What’s the first thing that comes to your mind when you think of women in power?
Dysfunctional offices? Petty coworkers? Jealousy issues?
Why not things like determination? Communication? Empathy?
Hi. My name is Molly and I’m the newest member of the SGC family.
Now technically I’ve always been part of the SGC family, even if only by-proxy as the founder’s daughter. Full disclosure, I worked at this company a few years ago as a recruiter and I was TERRIBLE at it. I only lasted in that position a little over a year until I moved on to what I thought were greener pastures. HA! I had a lot of learning to do.
Even fuller disclosure, I still do.
I come from the corporate world of punch clocks, red tape, and stale coffee.

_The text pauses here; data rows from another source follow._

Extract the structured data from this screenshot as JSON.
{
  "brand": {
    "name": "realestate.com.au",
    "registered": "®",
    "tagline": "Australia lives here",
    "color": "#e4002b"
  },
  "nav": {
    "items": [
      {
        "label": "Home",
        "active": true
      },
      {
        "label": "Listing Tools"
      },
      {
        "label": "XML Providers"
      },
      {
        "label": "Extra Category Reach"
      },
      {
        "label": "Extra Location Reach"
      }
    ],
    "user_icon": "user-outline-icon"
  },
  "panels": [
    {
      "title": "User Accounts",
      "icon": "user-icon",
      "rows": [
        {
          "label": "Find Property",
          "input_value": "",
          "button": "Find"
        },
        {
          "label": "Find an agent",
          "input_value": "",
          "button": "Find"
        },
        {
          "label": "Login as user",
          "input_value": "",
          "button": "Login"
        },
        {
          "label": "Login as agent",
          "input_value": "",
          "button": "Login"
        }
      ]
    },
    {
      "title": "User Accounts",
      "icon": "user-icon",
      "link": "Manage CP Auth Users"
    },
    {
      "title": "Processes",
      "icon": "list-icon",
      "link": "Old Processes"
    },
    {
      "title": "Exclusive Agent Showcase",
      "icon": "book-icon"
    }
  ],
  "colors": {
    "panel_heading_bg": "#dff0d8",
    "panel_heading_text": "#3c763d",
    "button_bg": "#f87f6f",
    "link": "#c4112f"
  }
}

I grew my career in big name companies in the marketing and business development fields, with the mindset that I needed to work for a company with hundreds of people in order to feel stable in my career – mainly to eliminate the fear of the company closing down or laying people off to make ends meet if times got tough.
If I had been any more backwards, I would have needed to carry a rear-view mirror with me everywhere just to see clearly.
Leave it to me to end up working for a small, women-owned, female-run company (and Josh!). This opportunity sort of fell in my lap and it was very hard for me to say “no”. Not just because it’s my mother’s company, and I had worked here before, and it got me out of an extremely toxic environment, blah blah blah. Nope. That wasn’t it. (Okay, that was part of it. But I promise it was only a small part.)
It was how much of a well-oiled machine this company has become since it’s founding. Run by women! CAN YOU IMAGINE SUCH A THING? Women getting along! Being helpful! Comm-u-ni-cat-ing!
And yes, truth be told, the machine needs to be re-oiled every now and then. What fine-tuned engineering marvel doesn’t? We’re all learning together and growing together. Oiling the machine together. Our society generalizes women in the workforce as not liking to see other women succeed while constantly undervaluing themselves. Or creating hostile work environments when pettiness and jealousy get in the way of sharing ideas and expanding our minds.
Such negative stereotypes are sooo commonplace in the corporate world today. And SOOO damaging. I needed to get out of it but I had nowhere to go.
But then. That marvelous day in August. I got the phone call from Ali. She wanted to meet with me to pitch this job. She explained what it was now and her vision for the position for the future. She allowed me to share my ideas, too, and what I thought I could bring to the table that this family didn’t already have. SGC quickly became a refreshing oasis from the corporate desert that had dried out my work ethic and willingness to never be complacent.
Because that’s what the business world was to me; a dried-out routine of show up, do work, go home. And that’s all there was to it. But boy, that is NOT how things are done at SGC. And it looked AWESOME. I couldn’t wait to be a part of it.
So, enter Molly.
It’s been about two months since I started here and I’ve learned more than I thought my brain could handle, at one point. It feels like I was a missing puzzle piece. But you know how you have to turn it a few times to get it to fit just right? That’s what we’re doing now, turning some puzzle pieces (oiling the machine) to create a new picture.
I couldn’t be more thrilled to work with such a wonderful group of women (and Josh!), and even more thrilled that there are no punch clocks, red tape, or (most importantly) stale coffee.
It’s nice to meet you.